Mills Photo As I am packing into my new room, in my new company, I cannot help but be amazed by how fast time has gone by. It feels like I had just begun my summer training.

 

I was on a fast response cutter (FRC) for the first five weeks of my training. It was my first real taste of the operational Coast Guard and it was unforgettable. I was given the opportunity to travel to new places like Puerto Rico, Dominican Republic, and St. Lucia. We worked hard to get our qualifications and made new friendships with the amazing crew of the CGC Charles Sexton. The missions of the FRC include drug and migrant interdiction as well as search and rescue. I was able to be a part of two drug chases and a rescue mission of a sinking cargo vessel. Firsthand experience with the missions of the Coast Guard was a great way to apply what I have been learning at the Academy as well as to learn new skills. After five weeks, I parted ways with the Charles Sexton and headed off to spend six weeks on the CGC Eagle for more training. I had a wonderful time on Eagle while I was there. I learned valuable lessons from the crew about leadership and followership. Unfortunately, I broke my foot on Eagle and was not able to complete that training. Instead, I was sent back to the Academy to finish out my training at station New London. So this summer I was able to experience all three third class summer possibilities because I was able to go on a cutter, spend time on Eagle, and go to a station. I find myself very fortunate to have had this opportunity to experience these varying environments.

 

Once on leave, I crammed as much adventure and fun with my family as I could. I went to the zoo and also went to Big Cat Rescue in Tampa, Florida and the loggerhead turtle rehabilitation center in Palm Beach, Florida.
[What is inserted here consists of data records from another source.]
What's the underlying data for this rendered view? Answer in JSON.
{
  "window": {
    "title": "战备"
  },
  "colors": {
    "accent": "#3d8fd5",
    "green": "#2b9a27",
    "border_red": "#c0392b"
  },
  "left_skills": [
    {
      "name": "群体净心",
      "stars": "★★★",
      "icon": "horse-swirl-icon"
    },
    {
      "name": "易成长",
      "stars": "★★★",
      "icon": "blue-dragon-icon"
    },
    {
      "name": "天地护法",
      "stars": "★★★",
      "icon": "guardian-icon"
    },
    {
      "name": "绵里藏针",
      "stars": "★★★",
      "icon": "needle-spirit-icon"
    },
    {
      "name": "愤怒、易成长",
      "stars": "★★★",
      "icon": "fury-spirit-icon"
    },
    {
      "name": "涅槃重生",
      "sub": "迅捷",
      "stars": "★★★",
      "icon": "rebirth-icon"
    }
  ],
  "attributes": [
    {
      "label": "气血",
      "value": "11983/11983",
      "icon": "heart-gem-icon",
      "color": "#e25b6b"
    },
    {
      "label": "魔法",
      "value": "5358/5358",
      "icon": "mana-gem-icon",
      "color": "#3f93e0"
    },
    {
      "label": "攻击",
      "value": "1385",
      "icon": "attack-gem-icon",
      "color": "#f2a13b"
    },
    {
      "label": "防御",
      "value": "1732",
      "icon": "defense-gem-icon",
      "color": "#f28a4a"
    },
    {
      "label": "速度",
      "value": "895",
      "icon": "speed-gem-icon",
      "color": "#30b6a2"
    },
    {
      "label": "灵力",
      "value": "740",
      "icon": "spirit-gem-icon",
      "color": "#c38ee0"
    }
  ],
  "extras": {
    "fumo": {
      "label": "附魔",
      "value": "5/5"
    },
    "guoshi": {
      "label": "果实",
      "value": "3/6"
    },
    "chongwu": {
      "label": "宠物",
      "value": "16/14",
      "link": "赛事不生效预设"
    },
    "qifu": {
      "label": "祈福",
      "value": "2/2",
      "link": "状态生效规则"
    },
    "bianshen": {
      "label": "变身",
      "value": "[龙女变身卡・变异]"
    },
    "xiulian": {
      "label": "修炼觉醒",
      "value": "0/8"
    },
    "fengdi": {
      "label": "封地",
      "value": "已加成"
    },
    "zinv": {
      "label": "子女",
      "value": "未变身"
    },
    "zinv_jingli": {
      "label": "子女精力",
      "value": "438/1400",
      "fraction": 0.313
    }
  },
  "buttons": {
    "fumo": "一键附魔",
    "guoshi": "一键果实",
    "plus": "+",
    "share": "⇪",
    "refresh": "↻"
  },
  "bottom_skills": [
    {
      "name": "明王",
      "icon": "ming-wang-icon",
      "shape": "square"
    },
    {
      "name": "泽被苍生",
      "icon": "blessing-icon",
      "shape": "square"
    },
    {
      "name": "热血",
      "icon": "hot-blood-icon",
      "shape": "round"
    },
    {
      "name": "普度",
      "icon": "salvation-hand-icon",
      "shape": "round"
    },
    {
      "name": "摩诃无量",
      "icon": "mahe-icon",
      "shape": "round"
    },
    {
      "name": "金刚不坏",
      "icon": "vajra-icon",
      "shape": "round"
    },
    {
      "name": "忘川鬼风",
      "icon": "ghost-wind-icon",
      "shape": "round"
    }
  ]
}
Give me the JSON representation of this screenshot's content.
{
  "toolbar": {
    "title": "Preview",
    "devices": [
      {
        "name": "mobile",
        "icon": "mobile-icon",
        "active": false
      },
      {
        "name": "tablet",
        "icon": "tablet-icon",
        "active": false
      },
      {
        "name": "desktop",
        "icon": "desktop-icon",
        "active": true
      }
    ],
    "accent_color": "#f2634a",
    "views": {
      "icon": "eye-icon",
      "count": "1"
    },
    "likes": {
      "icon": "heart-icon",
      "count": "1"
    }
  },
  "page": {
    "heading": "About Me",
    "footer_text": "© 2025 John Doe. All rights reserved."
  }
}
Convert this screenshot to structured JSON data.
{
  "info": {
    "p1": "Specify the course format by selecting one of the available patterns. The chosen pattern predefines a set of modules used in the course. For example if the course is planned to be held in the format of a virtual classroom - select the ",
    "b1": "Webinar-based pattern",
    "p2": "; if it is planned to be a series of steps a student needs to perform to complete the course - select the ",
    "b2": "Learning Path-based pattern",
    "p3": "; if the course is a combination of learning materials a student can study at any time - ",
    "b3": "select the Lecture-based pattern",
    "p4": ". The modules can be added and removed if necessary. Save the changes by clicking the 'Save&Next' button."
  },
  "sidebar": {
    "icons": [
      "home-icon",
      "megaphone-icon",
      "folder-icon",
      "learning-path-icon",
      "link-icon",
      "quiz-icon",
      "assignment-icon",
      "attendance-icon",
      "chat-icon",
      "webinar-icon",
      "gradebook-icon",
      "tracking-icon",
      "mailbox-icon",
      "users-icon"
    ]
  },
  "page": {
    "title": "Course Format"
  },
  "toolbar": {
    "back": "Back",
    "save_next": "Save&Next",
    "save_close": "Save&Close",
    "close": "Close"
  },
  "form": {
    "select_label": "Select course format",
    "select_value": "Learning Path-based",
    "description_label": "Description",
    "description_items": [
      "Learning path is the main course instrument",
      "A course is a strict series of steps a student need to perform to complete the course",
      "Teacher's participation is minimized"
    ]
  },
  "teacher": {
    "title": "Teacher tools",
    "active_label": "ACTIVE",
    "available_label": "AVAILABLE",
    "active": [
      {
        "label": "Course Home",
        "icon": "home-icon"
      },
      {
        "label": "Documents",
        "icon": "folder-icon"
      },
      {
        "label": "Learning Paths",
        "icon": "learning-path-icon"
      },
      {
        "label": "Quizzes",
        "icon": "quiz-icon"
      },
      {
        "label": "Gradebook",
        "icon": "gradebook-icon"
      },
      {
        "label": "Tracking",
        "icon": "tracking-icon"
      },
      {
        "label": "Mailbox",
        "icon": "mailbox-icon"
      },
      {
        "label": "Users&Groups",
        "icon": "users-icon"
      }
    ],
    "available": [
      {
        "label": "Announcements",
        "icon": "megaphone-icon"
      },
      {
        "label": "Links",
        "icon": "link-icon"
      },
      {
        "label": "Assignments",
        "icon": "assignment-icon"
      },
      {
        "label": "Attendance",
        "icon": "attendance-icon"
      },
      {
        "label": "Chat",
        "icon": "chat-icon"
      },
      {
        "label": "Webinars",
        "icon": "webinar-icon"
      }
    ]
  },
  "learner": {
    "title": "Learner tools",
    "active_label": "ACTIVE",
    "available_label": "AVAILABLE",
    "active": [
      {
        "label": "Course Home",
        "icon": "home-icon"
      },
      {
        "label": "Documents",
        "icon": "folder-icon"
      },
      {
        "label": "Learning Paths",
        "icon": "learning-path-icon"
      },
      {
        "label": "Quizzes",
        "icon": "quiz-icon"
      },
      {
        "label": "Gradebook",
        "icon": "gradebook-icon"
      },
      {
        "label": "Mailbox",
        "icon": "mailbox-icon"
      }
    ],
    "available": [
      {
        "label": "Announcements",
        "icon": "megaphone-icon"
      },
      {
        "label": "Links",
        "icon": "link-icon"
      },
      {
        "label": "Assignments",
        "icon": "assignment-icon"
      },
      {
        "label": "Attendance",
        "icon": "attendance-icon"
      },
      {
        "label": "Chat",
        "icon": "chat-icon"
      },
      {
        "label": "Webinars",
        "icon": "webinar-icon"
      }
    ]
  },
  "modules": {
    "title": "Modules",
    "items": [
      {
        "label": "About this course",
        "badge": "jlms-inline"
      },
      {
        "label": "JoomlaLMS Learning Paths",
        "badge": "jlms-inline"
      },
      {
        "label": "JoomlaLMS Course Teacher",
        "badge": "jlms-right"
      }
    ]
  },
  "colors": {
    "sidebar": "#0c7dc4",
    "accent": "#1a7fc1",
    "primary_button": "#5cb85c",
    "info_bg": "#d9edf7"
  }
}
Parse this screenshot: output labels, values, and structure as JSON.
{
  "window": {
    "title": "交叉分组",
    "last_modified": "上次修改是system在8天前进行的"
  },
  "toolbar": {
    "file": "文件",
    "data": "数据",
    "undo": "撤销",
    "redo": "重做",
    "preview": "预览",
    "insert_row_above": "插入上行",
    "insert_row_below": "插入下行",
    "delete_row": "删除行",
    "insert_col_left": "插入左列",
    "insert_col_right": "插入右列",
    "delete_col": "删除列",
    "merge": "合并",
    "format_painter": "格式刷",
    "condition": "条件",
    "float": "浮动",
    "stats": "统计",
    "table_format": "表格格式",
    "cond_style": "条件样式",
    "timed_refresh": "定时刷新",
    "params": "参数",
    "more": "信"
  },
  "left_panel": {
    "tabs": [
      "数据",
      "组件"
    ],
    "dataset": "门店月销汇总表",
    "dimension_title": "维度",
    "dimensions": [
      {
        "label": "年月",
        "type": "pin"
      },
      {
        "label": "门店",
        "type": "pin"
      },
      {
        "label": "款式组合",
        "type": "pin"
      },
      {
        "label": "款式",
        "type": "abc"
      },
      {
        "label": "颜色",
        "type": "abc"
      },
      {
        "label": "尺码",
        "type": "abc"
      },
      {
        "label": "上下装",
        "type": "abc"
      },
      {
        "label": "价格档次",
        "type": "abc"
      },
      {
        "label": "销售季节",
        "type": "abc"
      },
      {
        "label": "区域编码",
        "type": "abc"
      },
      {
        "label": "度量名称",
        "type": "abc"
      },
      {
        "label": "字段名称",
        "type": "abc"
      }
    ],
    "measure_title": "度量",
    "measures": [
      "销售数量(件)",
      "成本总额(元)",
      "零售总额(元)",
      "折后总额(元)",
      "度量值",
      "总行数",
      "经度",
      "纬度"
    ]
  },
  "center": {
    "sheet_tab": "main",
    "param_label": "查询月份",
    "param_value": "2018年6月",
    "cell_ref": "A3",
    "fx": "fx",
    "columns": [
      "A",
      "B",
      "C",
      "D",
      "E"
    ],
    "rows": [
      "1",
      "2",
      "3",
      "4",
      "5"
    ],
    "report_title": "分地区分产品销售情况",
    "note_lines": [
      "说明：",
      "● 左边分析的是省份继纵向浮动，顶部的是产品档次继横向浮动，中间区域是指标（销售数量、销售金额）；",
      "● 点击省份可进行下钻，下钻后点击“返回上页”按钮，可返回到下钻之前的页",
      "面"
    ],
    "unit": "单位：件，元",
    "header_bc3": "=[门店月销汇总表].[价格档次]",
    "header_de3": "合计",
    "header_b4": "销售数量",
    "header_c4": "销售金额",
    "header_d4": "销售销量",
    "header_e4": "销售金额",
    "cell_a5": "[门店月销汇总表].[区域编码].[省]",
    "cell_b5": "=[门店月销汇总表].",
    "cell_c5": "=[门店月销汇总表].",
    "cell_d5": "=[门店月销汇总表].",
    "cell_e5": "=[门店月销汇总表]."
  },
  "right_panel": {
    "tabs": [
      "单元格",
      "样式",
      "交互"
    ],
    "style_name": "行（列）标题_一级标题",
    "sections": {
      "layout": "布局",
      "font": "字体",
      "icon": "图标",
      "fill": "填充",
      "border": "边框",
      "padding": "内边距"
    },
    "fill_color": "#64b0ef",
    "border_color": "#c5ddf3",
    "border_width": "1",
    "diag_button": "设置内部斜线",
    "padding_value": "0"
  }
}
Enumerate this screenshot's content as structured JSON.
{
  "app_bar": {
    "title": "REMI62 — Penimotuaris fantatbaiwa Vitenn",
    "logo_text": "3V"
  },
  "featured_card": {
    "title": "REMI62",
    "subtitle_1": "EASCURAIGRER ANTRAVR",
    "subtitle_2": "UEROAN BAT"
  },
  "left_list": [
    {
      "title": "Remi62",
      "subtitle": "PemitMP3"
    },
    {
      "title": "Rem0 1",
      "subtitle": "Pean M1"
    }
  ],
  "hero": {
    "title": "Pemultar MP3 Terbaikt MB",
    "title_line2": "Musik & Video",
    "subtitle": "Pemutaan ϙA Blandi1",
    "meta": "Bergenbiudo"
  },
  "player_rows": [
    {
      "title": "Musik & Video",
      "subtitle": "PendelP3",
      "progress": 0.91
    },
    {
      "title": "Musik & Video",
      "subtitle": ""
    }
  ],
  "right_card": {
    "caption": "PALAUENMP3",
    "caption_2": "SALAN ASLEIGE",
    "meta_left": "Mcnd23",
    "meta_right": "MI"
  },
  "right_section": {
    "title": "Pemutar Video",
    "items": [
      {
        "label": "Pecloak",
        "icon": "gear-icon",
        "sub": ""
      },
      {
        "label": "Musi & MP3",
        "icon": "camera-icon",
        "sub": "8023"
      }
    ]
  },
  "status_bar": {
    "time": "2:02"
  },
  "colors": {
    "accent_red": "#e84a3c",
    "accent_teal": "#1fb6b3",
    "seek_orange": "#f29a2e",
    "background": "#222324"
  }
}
I was able to recharge being around those I love and come back to the Academy prepared for another dynamic school year.

 

More about Sydney.